(v) the role of patients and service users as innovators

(vi) changing conceptualisations of innovation

Travel costs for speakers based in the UK will be covered thanks to support from the AHRC.

Participants include: Professor Alex Faulkner, Professor Christine Hallett (TBC), Professor Dan Bader, Professor Peter Vowden and Dr Madeleine Flanagan.

For further information visit the project website (http://wounds.leeds.ac.uk/) and Twitter feed (http://www.twitter.com/woundinnovation) or contact Principal Investigator Dr Mary Madden (m.t.madden@leeds.ac.uk) or Co-investigator Dr James Stark (j.f.stark@leeds.ac.uk).

samedi 25 juin 2016

La construction de la médecine arabe médiévale

La construction de la médecine arabe médiévale
 
Pauline Koetschet et Peter E. Pormann (dir.)


Beyrouth 2016
coédition : Ifpo/IFAO
ISBN IFPO 978-2-35159-712-5
192 p.




L’histoire de la médecine arabe pré-moderne demeure nimbée d’un certain mystère, non pas parce que nous n’aurions pas de sources, mais parce que dans leur majorité, ces sources n’ont été ni éditées ni étudiées. Ce sont ces sources qui forment la base des articles publiés dans cet ouvrage. Ces articles traitent, entre autres, du transfert des connaissances médicales et de la construction de le médecine arabe à partir des sources grecques, indiennes, et persanes traduites en arabe, et des modifications apportées au savoir médical passé.

Epidémies et catastrophes naturelles dans la Horde d'or

Epidemics and Natural Disasters in the Golden Horde and the Neighboring Territories (13th­16th centuries)

Call for papers


M.A.Usmanov Center for Research on the Golden Horde and Tatar Khanates of Sh.Marjani Institute of History of Academy of Sciences of the Republic of Tatarstan invites you to submit your papers for publication in an international and interdisciplinary collection of research papers “Epidemics and Natural Disasters in the Golden Horde and the Neighboring Territories (13th–16th centuries)”.

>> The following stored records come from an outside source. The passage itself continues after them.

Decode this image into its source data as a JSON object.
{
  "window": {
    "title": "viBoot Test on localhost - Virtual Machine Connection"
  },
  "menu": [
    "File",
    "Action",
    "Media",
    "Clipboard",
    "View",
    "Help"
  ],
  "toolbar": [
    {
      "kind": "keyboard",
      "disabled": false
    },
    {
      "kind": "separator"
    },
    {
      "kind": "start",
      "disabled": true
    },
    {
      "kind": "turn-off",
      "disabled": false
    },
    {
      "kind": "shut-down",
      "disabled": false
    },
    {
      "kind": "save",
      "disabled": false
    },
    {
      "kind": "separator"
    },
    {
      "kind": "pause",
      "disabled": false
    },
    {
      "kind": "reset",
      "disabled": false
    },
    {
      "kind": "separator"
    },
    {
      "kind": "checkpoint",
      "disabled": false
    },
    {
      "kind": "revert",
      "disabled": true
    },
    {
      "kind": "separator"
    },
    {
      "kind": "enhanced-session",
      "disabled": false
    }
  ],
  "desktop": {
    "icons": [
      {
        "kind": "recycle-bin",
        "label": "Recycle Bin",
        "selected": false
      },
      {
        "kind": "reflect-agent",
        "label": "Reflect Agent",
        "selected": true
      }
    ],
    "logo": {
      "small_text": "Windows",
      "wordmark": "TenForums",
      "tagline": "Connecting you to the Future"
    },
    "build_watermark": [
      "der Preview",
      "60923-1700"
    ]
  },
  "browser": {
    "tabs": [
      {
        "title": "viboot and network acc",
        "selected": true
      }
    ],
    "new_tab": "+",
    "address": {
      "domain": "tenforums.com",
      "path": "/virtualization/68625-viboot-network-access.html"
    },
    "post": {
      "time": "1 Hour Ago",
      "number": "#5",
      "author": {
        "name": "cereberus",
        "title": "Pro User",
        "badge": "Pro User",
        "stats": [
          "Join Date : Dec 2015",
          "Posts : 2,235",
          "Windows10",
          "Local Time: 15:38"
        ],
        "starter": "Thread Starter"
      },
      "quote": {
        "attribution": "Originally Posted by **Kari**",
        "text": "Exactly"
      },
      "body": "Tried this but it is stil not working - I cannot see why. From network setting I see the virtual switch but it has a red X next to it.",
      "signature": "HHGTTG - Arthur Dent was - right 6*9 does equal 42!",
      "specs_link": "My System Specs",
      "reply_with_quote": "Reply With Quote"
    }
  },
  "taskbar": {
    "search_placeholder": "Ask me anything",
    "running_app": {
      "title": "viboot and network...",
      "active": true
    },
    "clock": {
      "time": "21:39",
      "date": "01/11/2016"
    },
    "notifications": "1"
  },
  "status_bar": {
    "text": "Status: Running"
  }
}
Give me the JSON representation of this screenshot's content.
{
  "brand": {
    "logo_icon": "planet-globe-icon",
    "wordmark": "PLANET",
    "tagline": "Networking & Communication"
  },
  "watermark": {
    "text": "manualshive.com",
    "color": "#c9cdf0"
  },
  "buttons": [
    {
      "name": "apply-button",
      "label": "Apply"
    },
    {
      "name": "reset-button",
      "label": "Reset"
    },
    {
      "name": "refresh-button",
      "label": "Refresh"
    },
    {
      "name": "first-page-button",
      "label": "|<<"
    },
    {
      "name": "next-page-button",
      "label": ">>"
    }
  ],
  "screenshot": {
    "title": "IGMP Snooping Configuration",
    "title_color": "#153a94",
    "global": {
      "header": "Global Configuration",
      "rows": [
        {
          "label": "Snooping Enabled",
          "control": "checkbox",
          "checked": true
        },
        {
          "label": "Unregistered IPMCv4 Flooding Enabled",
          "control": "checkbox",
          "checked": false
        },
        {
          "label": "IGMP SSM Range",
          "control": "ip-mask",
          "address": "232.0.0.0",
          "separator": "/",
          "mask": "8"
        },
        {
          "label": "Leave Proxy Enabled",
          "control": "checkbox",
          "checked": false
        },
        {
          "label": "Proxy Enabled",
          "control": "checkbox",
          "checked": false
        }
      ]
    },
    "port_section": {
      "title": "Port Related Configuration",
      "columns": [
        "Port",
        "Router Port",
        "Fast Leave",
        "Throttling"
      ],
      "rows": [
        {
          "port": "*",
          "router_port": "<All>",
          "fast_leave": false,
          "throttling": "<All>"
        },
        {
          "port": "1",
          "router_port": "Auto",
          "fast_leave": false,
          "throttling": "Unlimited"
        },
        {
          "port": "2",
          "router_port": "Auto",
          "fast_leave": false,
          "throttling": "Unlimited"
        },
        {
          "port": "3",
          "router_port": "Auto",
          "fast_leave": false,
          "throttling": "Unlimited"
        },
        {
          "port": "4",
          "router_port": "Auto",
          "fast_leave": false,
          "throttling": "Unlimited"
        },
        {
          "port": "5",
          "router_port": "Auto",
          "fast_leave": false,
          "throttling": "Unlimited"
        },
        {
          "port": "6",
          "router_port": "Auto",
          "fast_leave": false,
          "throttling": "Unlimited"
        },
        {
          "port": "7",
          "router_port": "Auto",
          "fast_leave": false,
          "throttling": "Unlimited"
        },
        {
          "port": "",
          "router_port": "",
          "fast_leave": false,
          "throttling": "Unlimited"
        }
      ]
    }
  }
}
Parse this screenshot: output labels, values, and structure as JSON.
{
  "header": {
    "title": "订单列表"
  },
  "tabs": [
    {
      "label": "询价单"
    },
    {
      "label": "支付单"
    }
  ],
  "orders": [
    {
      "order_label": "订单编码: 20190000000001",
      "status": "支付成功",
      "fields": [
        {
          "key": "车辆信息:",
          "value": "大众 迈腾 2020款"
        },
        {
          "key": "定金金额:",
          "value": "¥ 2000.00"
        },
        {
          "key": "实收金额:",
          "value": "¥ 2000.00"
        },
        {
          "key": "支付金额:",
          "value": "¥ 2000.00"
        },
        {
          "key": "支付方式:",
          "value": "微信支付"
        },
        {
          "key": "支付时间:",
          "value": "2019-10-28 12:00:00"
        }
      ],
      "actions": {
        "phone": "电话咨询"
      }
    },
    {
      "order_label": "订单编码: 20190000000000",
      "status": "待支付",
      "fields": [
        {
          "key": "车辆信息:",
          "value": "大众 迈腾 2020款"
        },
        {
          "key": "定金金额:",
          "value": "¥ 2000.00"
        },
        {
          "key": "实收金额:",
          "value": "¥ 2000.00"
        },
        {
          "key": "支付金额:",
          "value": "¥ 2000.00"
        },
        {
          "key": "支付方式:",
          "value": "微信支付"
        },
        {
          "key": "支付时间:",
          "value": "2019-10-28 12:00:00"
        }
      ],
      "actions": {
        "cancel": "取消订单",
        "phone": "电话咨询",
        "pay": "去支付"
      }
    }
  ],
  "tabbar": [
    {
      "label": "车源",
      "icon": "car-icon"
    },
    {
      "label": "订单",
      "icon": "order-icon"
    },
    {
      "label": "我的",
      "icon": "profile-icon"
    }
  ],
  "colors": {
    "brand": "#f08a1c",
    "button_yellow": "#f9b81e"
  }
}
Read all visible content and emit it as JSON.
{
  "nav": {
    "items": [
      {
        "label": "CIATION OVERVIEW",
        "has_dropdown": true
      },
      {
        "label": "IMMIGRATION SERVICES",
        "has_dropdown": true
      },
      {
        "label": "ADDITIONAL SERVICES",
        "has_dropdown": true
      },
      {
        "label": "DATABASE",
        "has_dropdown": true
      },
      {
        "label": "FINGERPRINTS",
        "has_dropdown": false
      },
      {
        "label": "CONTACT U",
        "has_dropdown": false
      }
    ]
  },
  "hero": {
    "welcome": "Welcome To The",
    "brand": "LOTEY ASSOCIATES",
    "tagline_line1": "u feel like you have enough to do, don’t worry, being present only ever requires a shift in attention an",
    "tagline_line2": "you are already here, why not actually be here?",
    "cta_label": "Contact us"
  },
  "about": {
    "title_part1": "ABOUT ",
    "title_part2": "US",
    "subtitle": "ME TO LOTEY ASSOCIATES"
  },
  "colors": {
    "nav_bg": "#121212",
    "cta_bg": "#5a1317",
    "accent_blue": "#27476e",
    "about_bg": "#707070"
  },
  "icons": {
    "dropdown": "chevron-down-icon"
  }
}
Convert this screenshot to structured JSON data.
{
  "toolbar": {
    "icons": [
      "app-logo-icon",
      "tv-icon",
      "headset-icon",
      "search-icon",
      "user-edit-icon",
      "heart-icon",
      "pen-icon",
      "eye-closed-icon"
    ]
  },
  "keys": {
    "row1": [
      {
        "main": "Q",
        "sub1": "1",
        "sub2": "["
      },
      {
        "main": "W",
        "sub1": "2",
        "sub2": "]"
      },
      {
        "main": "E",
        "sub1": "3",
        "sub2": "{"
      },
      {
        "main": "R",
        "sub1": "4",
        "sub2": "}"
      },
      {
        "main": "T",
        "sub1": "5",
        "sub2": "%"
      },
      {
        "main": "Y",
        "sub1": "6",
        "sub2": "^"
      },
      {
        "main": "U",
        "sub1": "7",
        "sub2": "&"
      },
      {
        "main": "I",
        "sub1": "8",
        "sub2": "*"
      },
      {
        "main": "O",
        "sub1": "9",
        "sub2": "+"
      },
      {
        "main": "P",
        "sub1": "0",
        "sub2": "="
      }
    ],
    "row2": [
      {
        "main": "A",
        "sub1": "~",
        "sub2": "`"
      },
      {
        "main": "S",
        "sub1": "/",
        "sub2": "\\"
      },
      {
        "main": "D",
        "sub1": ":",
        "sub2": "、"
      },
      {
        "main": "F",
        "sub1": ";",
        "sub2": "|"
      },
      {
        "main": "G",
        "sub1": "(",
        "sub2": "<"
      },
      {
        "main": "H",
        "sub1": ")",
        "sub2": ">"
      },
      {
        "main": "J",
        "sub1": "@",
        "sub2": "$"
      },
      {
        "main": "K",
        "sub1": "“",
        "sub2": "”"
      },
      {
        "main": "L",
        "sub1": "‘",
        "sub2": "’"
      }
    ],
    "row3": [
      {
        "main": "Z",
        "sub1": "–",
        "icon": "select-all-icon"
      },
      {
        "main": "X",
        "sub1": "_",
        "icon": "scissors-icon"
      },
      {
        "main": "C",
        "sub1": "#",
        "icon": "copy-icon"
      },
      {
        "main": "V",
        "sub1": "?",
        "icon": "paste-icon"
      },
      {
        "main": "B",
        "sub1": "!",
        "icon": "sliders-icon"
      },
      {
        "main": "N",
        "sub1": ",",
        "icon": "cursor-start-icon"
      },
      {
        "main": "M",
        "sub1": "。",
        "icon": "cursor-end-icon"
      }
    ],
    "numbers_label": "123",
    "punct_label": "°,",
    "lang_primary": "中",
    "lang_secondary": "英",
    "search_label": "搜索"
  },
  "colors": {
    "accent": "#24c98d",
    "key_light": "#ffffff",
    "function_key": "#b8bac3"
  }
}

The collection will focus on interdisciplinary research methods revealing the processes of interaction between man, nature and society during the “Black Death” period in the Magna Tartaria region and will provide materials for the study of epidemic, natural, environmental and climate changes and disasters, variations of adaptation strategies; as well as cultural, military, political and economic factors, cultural elements of human impact on the natural environment, practices of landscape transformation in the Magna Tartaria and neighboring regions.

The second pandemic of “Black Death” was a kind of Rubicon that separated the era of the Middle Ages from the Modern Times, medieval scholasticism from anthropocentrism and rationalism, feudalism from capitalism. According to unconfirmed data the total number of deceased around the world amounted to about 60 – 80 million people. Its consequence were both tremendous social and political upheaval as well as very powerful technological breakthrough. The new world that emerged on the ruins of the old one, brought to the human communities totally different ideas about the state and administrative structure, ethnic, linguistic, religious, inter-cultural and inter-civilizational relations. In any case, these changes were not readily apparent to their contemporaries. Only recently, researchers have attempted to comprehensively reconsider the theme of “The Epidemic of the Black Death and Its Impact on Economic and Social Development”. The result of these studies was the publication of information on Western Europe, the Middle East and China to some extent. However, similar findings are not yet available regarding the Magna Tartaria (the Golden Horde) and neighboring regions (Eastern Europe, the Balkans, Anatolia, Persia).

We will accept papers after preliminary approval of their topics. Papers should be written in English (with an extensive summary in Russian) or Russian with an extensive English summary.

Deadline for submitting papers: November 20, 2016.


Please adhere strictly to these requirements!

We ask the researchers to submit their papers to Timur Khaydarov: timkh2000@yandex.ru or to the Center’s email: zolotayaorda.centr@mail.ru

Coordinator of the Collection: Head of the Center Ilnur Mirgaleev. E-mail: dilnur1976@mail.ru

We invite the colleagues to get acquainted with our journal “Golden Horde Review”: